Common Lizard playing ‘peek-a-boo’ on fencing around the pond

and perhaps most unexpected this small furry mammal taking advantage of  the largess provided by some spikes of seeds ( sorrel I think) close by the pick-nick benches

mouse or vole

mouse?

After my embarrassing faux-pas over the bee/hoverfly last week ( thanks to those who put me right) I’m reluctant to put a name to this  —  I just know there are really knowledgeable folks out there who can tell us.

And a final flourish was this rather posey small tortoiseshell who insisted on sharing a pick-nick bench with me.

Small tortoiseshell

Small tortoiseshell

As I say all this from, almost, a single position – can’t be bad…

Oranges and Lemons
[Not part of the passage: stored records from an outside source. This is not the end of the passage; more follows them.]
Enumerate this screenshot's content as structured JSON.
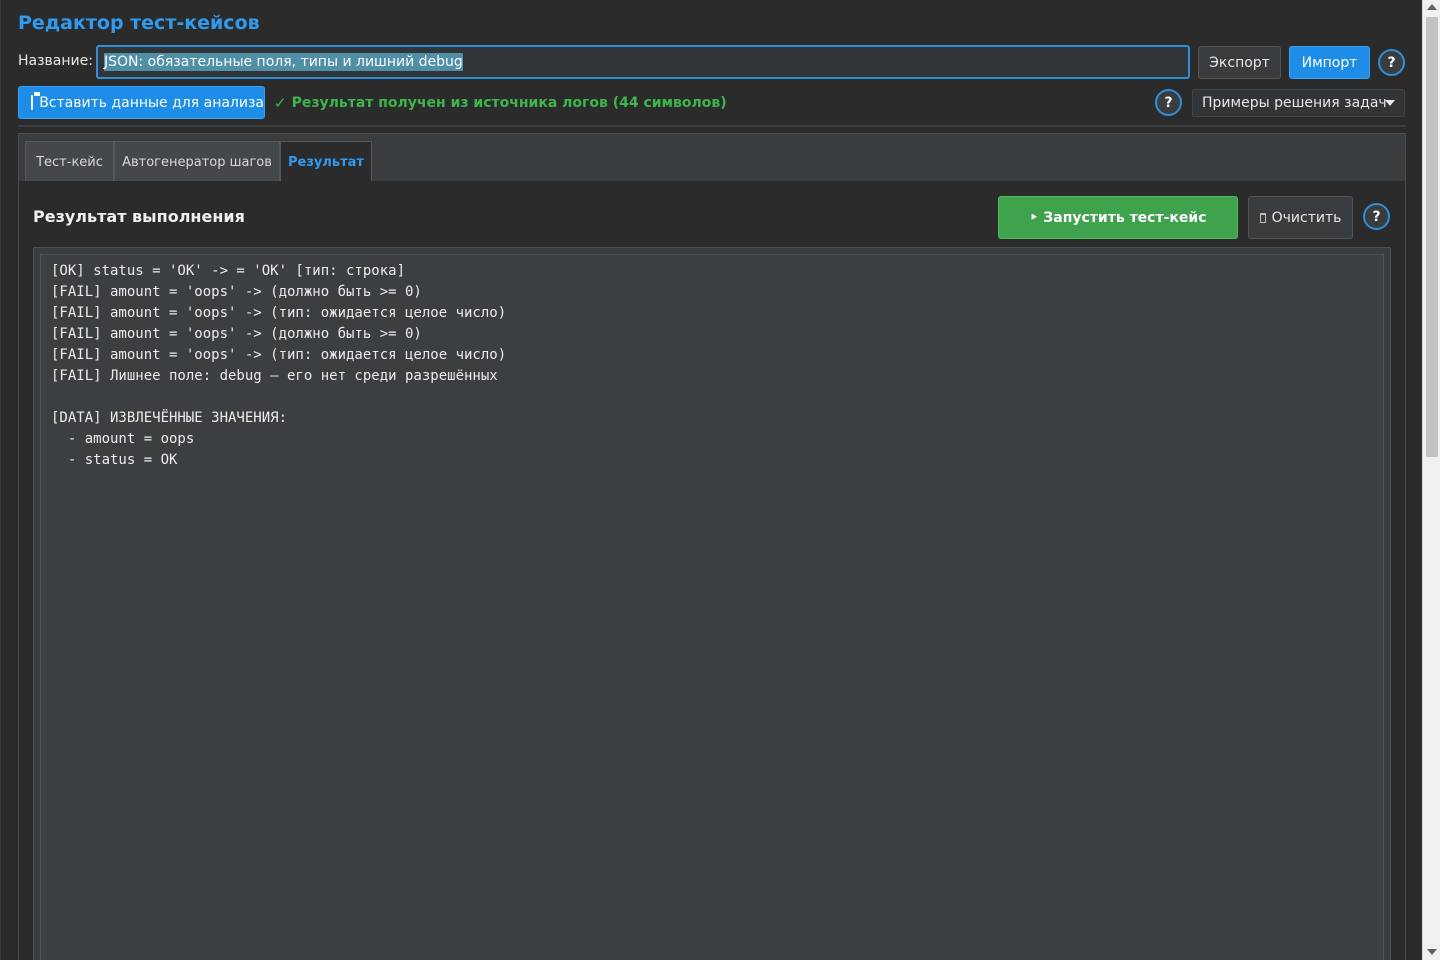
{
  "app": {
    "title": "Редактор тест-кейсов"
  },
  "header": {
    "name_label": "Название:",
    "name_value": "JSON: обязательные поля, типы и лишний debug",
    "export_label": "Экспорт",
    "import_label": "Импорт",
    "help_label": "?"
  },
  "toolbar": {
    "paste_label": "Вставить данные для анализа",
    "status_text": "Результат получен из источника логов (44 символов)",
    "status_icon": "check-icon",
    "examples_selected": "Примеры решения задач"
  },
  "tabs": [
    {
      "label": "Тест-кейс",
      "active": false
    },
    {
      "label": "Автогенератор шагов",
      "active": false
    },
    {
      "label": "Результат",
      "active": true
    }
  ],
  "result": {
    "title": "Результат выполнения",
    "run_label": "‣ Запустить тест-кейс",
    "clear_label": "Очистить",
    "output_lines": [
      "[OK] status = 'OK' -> = 'OK' [тип: строка]",
      "[FAIL] amount = 'oops' -> (должно быть >= 0)",
      "[FAIL] amount = 'oops' -> (тип: ожидается целое число)",
      "[FAIL] amount = 'oops' -> (должно быть >= 0)",
      "[FAIL] amount = 'oops' -> (тип: ожидается целое число)",
      "[FAIL] Лишнее поле: debug — его нет среди разрешённых",
      "",
      "[DATA] ИЗВЛЕЧЁННЫЕ ЗНАЧЕНИЯ:",
      "  - amount = oops",
      "  - status = OK"
    ]
  },
  "colors": {
    "accent": "#1e8de8",
    "title_blue": "#2f9bf0",
    "success": "#3db64a",
    "run_button": "#3fa34d",
    "background": "#2b2b2b"
  }
}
After a three week break of duty, it made a pleasant change to be opening up the reserve and be greeted by a common sandpiper immediately outside the Tern Hide.  Ibsley Water bore  its usual compliment of waterfowl. Mute swans were much in evidence, not only as their physical presence, but from the large scale scattering of innumerable moulted white feathers floating across the lake.  Duck numbers are building up with representatives of several species including gadwall, tufted duck, wigeon,  mallard and shoveler. As usual at this time of year it can be quite difficult to sort many of them out as the usually distinctive drakes have moulted into a somewhat drab ‘eclipse’ plumage, similar to the females.  This is thought to be a survival mechanism, making them less conspicuous whilst they moult their flight feathers. Large numbers of lapwing are now making use of the shingle spit to the east of the tern hide and are accompanied by several (we counted fourteen) Egyptian geese.

Although we are still experiencing warm weather the numbers of insects have dropped dramatically since I was last here. A male Southern Hawker dragonfly was periodically patrolling the pond behind the Education Centre, but only a few large white butterflies and a red admiral were much in evidence.

The moth trap hasn’t been set out  much lately, but Jim kindly put it on for us last night.  Our reward was some seventeen species of moth, but the downside was  a fairly large number of wasps – sorry don’t know what species – plus a couple of LARGE hornets, which made emptying the trap somewhat challenging…

A rather sleepy hornet .

A rather sleepy hornet .

Other ‘interlopers’ were this rather nice shield bug,

Shieldbug

Shield bug

and a number of what , with their smooth outlines, look to me like water beetles

Water beetle?

Water beetle?

Not many of the moths were, to be frank, that dramatic or spectacular, although the rather ‘dead leaf’ looking angle shades is always good value

Angle shades

Angle shades

and also in among them this Frosted Orange

Frosted Orange

Frosted Orange

and a number of species with a distinct yellow (lemon?) hue, including this Canary-shouldered Thorn..

Canary-shouldered Thorn

Canary-shouldered Thorn